> Data records
☆ ☆ ☆ ☆ ☆ ☆ ☆

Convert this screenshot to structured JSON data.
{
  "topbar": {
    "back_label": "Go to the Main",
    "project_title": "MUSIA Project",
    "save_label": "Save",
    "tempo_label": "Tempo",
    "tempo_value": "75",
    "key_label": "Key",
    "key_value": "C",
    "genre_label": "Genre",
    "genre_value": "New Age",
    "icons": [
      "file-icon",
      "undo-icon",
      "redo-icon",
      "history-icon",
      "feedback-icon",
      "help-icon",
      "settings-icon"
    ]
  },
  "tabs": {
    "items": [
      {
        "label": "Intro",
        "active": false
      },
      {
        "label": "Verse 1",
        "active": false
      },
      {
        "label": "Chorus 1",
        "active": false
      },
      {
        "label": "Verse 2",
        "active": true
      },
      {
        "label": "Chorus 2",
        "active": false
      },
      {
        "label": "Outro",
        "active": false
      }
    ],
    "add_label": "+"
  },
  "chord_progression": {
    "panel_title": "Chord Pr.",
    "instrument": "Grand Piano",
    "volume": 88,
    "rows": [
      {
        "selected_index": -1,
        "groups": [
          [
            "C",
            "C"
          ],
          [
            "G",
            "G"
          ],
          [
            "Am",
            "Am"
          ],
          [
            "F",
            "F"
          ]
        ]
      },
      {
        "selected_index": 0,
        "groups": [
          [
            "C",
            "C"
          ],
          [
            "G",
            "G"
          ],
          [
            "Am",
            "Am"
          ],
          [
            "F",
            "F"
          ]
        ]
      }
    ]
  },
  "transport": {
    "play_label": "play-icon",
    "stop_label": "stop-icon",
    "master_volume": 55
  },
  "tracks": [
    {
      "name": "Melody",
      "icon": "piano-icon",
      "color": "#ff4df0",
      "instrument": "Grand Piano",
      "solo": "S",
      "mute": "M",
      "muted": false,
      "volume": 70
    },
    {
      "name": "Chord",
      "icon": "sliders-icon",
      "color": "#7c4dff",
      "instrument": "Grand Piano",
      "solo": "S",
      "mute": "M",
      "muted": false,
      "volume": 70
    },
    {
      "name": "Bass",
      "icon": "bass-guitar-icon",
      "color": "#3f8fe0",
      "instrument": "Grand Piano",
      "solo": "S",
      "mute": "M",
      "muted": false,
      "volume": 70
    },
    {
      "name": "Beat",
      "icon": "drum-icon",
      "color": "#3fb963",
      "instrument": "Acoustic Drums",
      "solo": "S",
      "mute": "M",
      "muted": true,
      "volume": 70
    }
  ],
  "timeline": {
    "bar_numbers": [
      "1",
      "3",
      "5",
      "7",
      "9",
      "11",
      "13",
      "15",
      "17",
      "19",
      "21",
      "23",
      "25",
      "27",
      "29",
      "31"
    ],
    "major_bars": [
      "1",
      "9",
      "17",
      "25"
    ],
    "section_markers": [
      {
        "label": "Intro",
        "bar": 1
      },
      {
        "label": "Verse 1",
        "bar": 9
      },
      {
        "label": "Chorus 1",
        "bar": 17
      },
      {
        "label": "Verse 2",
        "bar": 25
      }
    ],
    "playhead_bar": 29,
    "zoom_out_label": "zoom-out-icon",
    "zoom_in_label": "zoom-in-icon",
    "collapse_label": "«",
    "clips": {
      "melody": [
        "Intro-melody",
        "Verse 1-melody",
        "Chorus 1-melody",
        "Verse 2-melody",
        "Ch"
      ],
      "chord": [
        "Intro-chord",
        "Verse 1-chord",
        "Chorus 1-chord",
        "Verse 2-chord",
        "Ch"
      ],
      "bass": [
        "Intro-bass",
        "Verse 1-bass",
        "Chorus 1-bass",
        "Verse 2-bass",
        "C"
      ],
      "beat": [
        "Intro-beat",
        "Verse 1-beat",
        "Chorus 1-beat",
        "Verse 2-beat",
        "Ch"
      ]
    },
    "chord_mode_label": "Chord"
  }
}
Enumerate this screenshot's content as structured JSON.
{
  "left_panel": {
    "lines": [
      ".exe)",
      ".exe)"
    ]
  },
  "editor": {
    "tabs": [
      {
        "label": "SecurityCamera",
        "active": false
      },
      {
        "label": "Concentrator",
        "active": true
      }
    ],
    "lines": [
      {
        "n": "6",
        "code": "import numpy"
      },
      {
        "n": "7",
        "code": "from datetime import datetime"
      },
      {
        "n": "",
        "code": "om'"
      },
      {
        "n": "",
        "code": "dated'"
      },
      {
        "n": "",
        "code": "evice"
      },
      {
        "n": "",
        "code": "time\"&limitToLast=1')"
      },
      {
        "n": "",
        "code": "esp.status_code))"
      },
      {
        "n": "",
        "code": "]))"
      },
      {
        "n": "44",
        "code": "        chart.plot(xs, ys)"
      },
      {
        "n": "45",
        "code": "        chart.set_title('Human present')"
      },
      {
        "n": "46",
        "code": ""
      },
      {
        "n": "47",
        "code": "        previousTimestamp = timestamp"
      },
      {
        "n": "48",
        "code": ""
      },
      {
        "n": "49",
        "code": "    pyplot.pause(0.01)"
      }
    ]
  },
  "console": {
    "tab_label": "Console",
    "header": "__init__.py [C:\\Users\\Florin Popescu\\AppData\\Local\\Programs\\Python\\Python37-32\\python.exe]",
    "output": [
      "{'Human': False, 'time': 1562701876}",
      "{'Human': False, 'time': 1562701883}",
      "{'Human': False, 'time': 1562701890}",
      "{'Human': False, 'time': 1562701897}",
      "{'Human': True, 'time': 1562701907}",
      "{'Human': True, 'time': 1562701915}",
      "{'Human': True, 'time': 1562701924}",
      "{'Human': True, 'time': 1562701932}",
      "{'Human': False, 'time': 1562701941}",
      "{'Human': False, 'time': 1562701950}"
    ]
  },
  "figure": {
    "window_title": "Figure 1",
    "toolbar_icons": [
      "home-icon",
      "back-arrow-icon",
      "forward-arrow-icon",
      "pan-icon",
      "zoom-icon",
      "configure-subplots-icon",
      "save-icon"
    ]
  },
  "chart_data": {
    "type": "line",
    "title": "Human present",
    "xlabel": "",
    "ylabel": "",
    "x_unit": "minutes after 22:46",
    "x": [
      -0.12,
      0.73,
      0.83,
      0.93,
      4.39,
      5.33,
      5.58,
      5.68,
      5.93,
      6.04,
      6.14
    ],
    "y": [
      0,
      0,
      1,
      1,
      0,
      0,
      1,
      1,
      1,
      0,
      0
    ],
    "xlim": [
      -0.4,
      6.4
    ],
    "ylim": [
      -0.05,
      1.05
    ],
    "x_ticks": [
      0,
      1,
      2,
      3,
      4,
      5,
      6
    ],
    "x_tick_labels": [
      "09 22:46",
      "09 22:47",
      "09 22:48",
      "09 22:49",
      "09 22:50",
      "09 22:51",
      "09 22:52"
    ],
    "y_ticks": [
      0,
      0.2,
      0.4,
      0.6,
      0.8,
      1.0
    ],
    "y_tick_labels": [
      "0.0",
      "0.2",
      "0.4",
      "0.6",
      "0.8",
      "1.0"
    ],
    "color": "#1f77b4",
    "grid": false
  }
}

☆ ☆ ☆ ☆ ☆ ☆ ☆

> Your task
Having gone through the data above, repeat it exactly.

> Exercise result
Convert this screenshot to structured JSON data.
{
  "topbar": {
    "back_label": "Go to the Main",
    "project_title": "MUSIA Project",
    "save_label": "Save",
    "tempo_label": "Tempo",
    "tempo_value": "75",
    "key_label": "Key",
    "key_value": "C",
    "genre_label": "Genre",
    "genre_value": "New Age",
    "icons": [
      "file-icon",
      "undo-icon",
      "redo-icon",
      "history-icon",
      "feedback-icon",
      "help-icon",
      "settings-icon"
    ]
  },
  "tabs": {
    "items": [
      {
        "label": "Intro",
        "active": false
      },
      {
        "label": "Verse 1",
        "active": false
      },
      {
        "label": "Chorus 1",
        "active": false
      },
      {
        "label": "Verse 2",
        "active": true
      },
      {
        "label": "Chorus 2",
        "active": false
      },
      {
        "label": "Outro",
        "active": false
      }
    ],
    "add_label": "+"
  },
  "chord_progression": {
    "panel_title": "Chord Pr.",
    "instrument": "Grand Piano",
    "volume": 88,
    "rows": [
      {
        "selected_index": -1,
        "groups": [
          [
            "C",
            "C"
          ],
          [
            "G",
            "G"
          ],
          [
            "Am",
            "Am"
          ],
          [
            "F",
            "F"
          ]
        ]
      },
      {
        "selected_index": 0,
        "groups": [
          [
            "C",
            "C"
          ],
          [
            "G",
            "G"
          ],
          [
            "Am",
            "Am"
          ],
          [
            "F",
            "F"
          ]
        ]
      }
    ]
  },
  "transport": {
    "play_label": "play-icon",
    "stop_label": "stop-icon",
    "master_volume": 55
  },
  "tracks": [
    {
      "name": "Melody",
      "icon": "piano-icon",
      "color": "#ff4df0",
      "instrument": "Grand Piano",
      "solo": "S",
      "mute": "M",
      "muted": false,
      "volume": 70
    },
    {
      "name": "Chord",
      "icon": "sliders-icon",
      "color": "#7c4dff",
      "instrument": "Grand Piano",
      "solo": "S",
      "mute": "M",
      "muted": false,
      "volume": 70
    },
    {
      "name": "Bass",
      "icon": "bass-guitar-icon",
      "color": "#3f8fe0",
      "instrument": "Grand Piano",
      "solo": "S",
      "mute": "M",
      "muted": false,
      "volume": 70
    },
    {
      "name": "Beat",
      "icon": "drum-icon",
      "color": "#3fb963",
      "instrument": "Acoustic Drums",
      "solo": "S",
      "mute": "M",
      "muted": true,
      "volume": 70
    }
  ],
  "timeline": {
    "bar_numbers": [
      "1",
      "3",
      "5",
      "7",
      "9",
      "11",
      "13",
      "15",
      "17",
      "19",
      "21",
      "23",
      "25",
      "27",
      "29",
      "31"
    ],
    "major_bars": [
      "1",
      "9",
      "17",
      "25"
    ],
    "section_markers": [
      {
        "label": "Intro",
        "bar": 1
      },
      {
        "label": "Verse 1",
        "bar": 9
      },
      {
        "label": "Chorus 1",
        "bar": 17
      },
      {
        "label": "Verse 2",
        "bar": 25
      }
    ],
    "playhead_bar": 29,
    "zoom_out_label": "zoom-out-icon",
    "zoom_in_label": "zoom-in-icon",
    "collapse_label": "«",
    "clips": {
      "melody": [
        "Intro-melody",
        "Verse 1-melody",
        "Chorus 1-melody",
        "Verse 2-melody",
        "Ch"
      ],
      "chord": [
        "Intro-chord",
        "Verse 1-chord",
        "Chorus 1-chord",
        "Verse 2-chord",
        "Ch"
      ],
      "bass": [
        "Intro-bass",
        "Verse 1-bass",
        "Chorus 1-bass",
        "Verse 2-bass",
        "C"
      ],
      "beat": [
        "Intro-beat",
        "Verse 1-beat",
        "Chorus 1-beat",
        "Verse 2-beat",
        "Ch"
      ]
    },
    "chord_mode_label": "Chord"
  }
}
Enumerate this screenshot's content as structured JSON.
{
  "left_panel": {
    "lines": [
      ".exe)",
      ".exe)"
    ]
  },
  "editor": {
    "tabs": [
      {
        "label": "SecurityCamera",
        "active": false
      },
      {
        "label": "Concentrator",
        "active": true
      }
    ],
    "lines": [
      {
        "n": "6",
        "code": "import numpy"
      },
      {
        "n": "7",
        "code": "from datetime import datetime"
      },
      {
        "n": "",
        "code": "om'"
      },
      {
        "n": "",
        "code": "dated'"
      },
      {
        "n": "",
        "code": "evice"
      },
      {
        "n": "",
        "code": "time\"&limitToLast=1')"
      },
      {
        "n": "",
        "code": "esp.status_code))"
      },
      {
        "n": "",
        "code": "]))"
      },
      {
        "n": "44",
        "code": "        chart.plot(xs, ys)"
      },
      {
        "n": "45",
        "code": "        chart.set_title('Human present')"
      },
      {
        "n": "46",
        "code": ""
      },
      {
        "n": "47",
        "code": "        previousTimestamp = timestamp"
      },
      {
        "n": "48",
        "code": ""
      },
      {
        "n": "49",
        "code": "    pyplot.pause(0.01)"
      }
    ]
  },
  "console": {
    "tab_label": "Console",
    "header": "__init__.py [C:\\Users\\Florin Popescu\\AppData\\Local\\Programs\\Python\\Python37-32\\python.exe]",
    "output": [
      "{'Human': False, 'time': 1562701876}",
      "{'Human': False, 'time': 1562701883}",
      "{'Human': False, 'time': 1562701890}",
      "{'Human': False, 'time': 1562701897}",
      "{'Human': True, 'time': 1562701907}",
      "{'Human': True, 'time': 1562701915}",
      "{'Human': True, 'time': 1562701924}",
      "{'Human': True, 'time': 1562701932}",
      "{'Human': False, 'time': 1562701941}",
      "{'Human': False, 'time': 1562701950}"
    ]
  },
  "figure": {
    "window_title": "Figure 1",
    "toolbar_icons": [
      "home-icon",
      "back-arrow-icon",
      "forward-arrow-icon",
      "pan-icon",
      "zoom-icon",
      "configure-subplots-icon",
      "save-icon"
    ]
  },
  "chart_data": {
    "type": "line",
    "title": "Human present",
    "xlabel": "",
    "ylabel": "",
    "x_unit": "minutes after 22:46",
    "x": [
      -0.12,
      0.73,
      0.83,
      0.93,
      4.39,
      5.33,
      5.58,
      5.68,
      5.93,
      6.04,
      6.14
    ],
    "y": [
      0,
      0,
      1,
      1,
      0,
      0,
      1,
      1,
      1,
      0,
      0
    ],
    "xlim": [
      -0.4,
      6.4
    ],
    "ylim": [
      -0.05,
      1.05
    ],
    "x_ticks": [
      0,
      1,
      2,
      3,
      4,
      5,
      6
    ],
    "x_tick_labels": [
      "09 22:46",
      "09 22:47",
      "09 22:48",
      "09 22:49",
      "09 22:50",
      "09 22:51",
      "09 22:52"
    ],
    "y_ticks": [
      0,
      0.2,
      0.4,
      0.6,
      0.8,
      1.0
    ],
    "y_tick_labels": [
      "0.0",
      "0.2",
      "0.4",
      "0.6",
      "0.8",
      "1.0"
    ],
    "color": "#1f77b4",
    "grid": false
  }
}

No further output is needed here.